F. Dale Hayes ’78, College of Textiles: Hayes is vice president of global public relations for UPS, and was responsible for developing the company’s award-winning, memorable slogan about what “brown can do for you,” and redesigned its iconic brand mark to give UPS one of the most recognizable brands in the world.
Dr. David E. Anderson ’88 BS, ’90 DVM, College of Veterinary Medicine: Anderson is a professor at the College of Veterinary Medicine at Kansas State University, where he is head of agriculture practices in the Department of Clinical Sciences. He is the founding director of the International Camelid Institute at The Ohio State University and the International Academy of Farm Animal Surgeons.

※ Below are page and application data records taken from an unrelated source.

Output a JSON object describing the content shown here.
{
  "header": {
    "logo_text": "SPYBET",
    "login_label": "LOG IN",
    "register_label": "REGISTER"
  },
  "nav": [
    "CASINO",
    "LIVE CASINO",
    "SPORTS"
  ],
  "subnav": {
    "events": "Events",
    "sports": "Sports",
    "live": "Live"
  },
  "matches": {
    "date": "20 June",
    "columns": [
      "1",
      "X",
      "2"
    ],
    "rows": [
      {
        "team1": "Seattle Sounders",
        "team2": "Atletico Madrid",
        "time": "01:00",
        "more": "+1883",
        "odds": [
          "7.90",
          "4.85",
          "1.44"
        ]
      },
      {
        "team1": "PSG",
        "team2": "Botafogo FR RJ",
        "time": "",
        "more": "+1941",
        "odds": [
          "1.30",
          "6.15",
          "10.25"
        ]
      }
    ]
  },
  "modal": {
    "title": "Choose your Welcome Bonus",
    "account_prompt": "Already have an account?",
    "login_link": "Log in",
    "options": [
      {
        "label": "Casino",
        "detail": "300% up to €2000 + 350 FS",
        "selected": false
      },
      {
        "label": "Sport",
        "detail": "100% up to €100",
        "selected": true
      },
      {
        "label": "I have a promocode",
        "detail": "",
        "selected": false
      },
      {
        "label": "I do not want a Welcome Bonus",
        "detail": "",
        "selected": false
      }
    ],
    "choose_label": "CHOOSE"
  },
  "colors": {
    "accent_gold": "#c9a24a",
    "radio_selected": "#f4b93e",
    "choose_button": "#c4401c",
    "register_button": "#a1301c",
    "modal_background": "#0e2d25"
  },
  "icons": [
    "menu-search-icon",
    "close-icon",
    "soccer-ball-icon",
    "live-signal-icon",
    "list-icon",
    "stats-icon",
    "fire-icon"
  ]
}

WOLFPACK CLUB AWARD
E.J. Poindexter ’58, Ronnie Shavlick Award: Poindexter worked for more than 40 years for Barnhill Contracting Co., where he eventually became the company’s first vice president. Poindexter has been devoted to NC State athletics for more than 55 years, never taking a vacation that didn’t revolve around an NC State sporting event.
ALUMNI ASSOCIATION AWARDS
Dennis G. Howard ’67, Meritorious Service Award: Howard served for 14 years on the Alumni Association Board of Directors, serving on every board committee and providing leadership as the board’s president during a critical year of transition for the Alumni Association and its Caldwell Fellows program.
David S. Jolley ’70 and Celia G. Jolley ’83 MS, Meritorious Service Award: David, vice president of commercial lending at C&F Bank in Williamsburg, Va., was a founding member of the NC State Board of Visitors and has served on the NC State University Foundation and its endowment board. David and Celia, a retired educator, are members of the C.W. Dabney Lifetime Giving Society and the R.S. Pullen Society.
Ada B. Dalla Pozza, Award of Merit: As a NC State extension agent, faculty member, mentor and volunteer for more than 70 years, Ms. Ada (as she is known) provided leadership to improve the quality of life for families and helped create leadership institutes for rural women, many of whom became elected officials.
Daniel C. Gunter III ’00, Outstanding Young Alumnus: Gunter, an associate attorney with DLA Piper, serves on the Alumni Association’s Young Alumni Council and is a member of the association’s board of directors as a representative of the Council on Athletics.
Read More >